*REQUIREMENT:* The required result is a copy of each line below in which "Wikipedia" appears.

*Entries from a dataset of interfaces:*
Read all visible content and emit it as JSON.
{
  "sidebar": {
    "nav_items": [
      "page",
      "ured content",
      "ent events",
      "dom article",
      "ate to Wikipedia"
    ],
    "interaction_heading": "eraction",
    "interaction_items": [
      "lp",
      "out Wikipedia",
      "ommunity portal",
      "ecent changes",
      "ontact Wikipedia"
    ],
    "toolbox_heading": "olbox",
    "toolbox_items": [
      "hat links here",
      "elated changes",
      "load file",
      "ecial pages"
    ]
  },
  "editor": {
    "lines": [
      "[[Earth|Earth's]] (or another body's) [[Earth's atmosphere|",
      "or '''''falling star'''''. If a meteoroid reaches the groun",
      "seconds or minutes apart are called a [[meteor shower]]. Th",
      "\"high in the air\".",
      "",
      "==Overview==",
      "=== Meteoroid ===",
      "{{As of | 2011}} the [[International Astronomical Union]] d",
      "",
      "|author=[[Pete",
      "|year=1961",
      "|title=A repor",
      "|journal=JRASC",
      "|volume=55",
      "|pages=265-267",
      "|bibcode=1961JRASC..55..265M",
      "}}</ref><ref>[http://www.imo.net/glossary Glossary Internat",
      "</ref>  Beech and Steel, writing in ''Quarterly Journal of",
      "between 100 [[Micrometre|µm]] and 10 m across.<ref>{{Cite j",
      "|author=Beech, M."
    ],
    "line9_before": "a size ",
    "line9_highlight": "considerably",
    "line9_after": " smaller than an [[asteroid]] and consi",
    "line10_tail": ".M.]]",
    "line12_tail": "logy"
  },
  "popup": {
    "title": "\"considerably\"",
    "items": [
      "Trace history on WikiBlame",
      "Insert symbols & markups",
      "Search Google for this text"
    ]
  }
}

*ANSWER TO THIS TASK:*
      "ate to Wikipedia"
      "out Wikipedia",
      "ontact Wikipedia"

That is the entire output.